ACTIVITY:
I need every line that includes the word "label" copied from the material.

MATERIAL PROVIDED:
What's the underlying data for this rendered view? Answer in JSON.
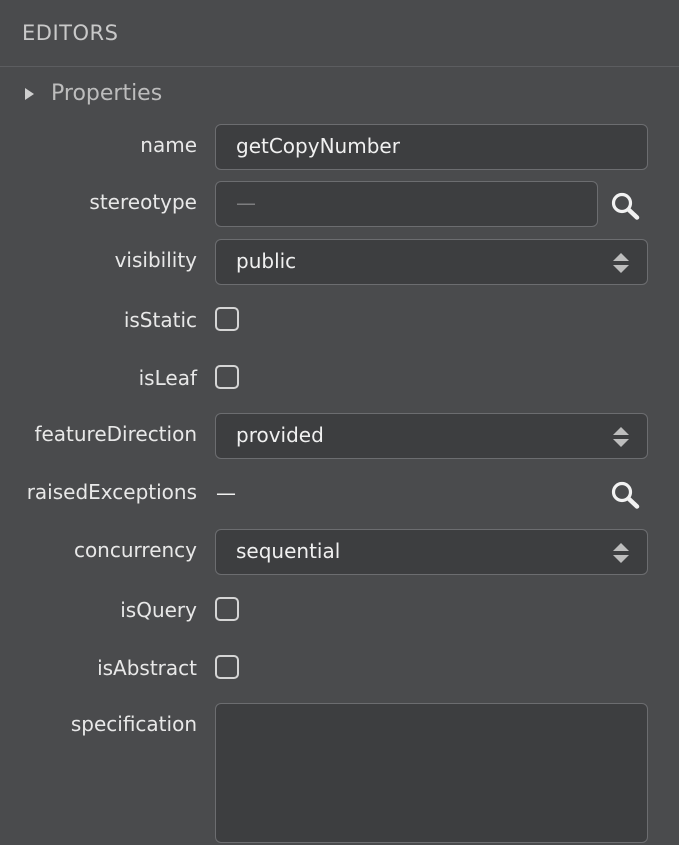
{
  "panel": {
    "title": "EDITORS"
  },
  "section": {
    "title": "Properties"
  },
  "fields": {
    "name": {
      "label": "name",
      "value": "getCopyNumber"
    },
    "stereotype": {
      "label": "stereotype",
      "placeholder": "—"
    },
    "visibility": {
      "label": "visibility",
      "value": "public"
    },
    "isStatic": {
      "label": "isStatic",
      "checked": false
    },
    "isLeaf": {
      "label": "isLeaf",
      "checked": false
    },
    "featureDirection": {
      "label": "featureDirection",
      "value": "provided"
    },
    "raisedExceptions": {
      "label": "raisedExceptions",
      "value": "—"
    },
    "concurrency": {
      "label": "concurrency",
      "value": "sequential"
    },
    "isQuery": {
      "label": "isQuery",
      "checked": false
    },
    "isAbstract": {
      "label": "isAbstract",
      "checked": false
    },
    "specification": {
      "label": "specification",
      "value": ""
    }
  },
  "icons": {
    "search": "search-icon",
    "select": "select-arrows-icon",
    "expand": "triangle-right-icon"
  }
}
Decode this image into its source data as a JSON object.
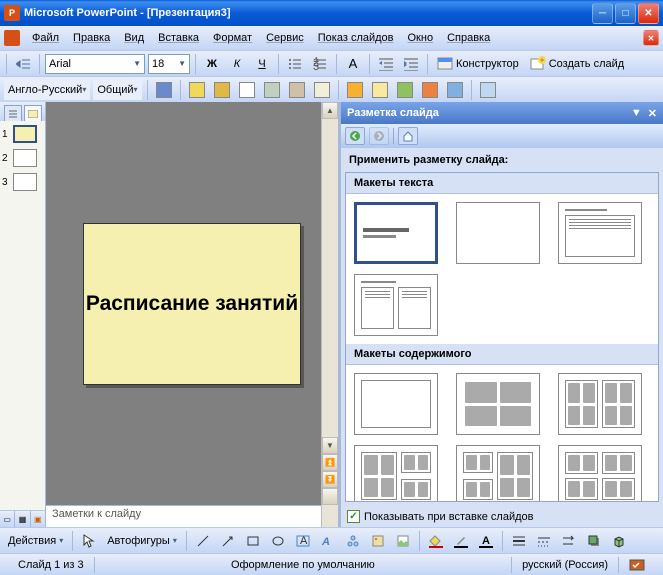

ANSWER TO THIS EXERCISE:
      "label": "name",
      "label": "stereotype",
      "label": "visibility",
      "label": "isStatic",
      "label": "isLeaf",
      "label": "featureDirection",
      "label": "raisedExceptions",
      "label": "concurrency",
      "label": "isQuery",
      "label": "isAbstract",
      "label": "specification",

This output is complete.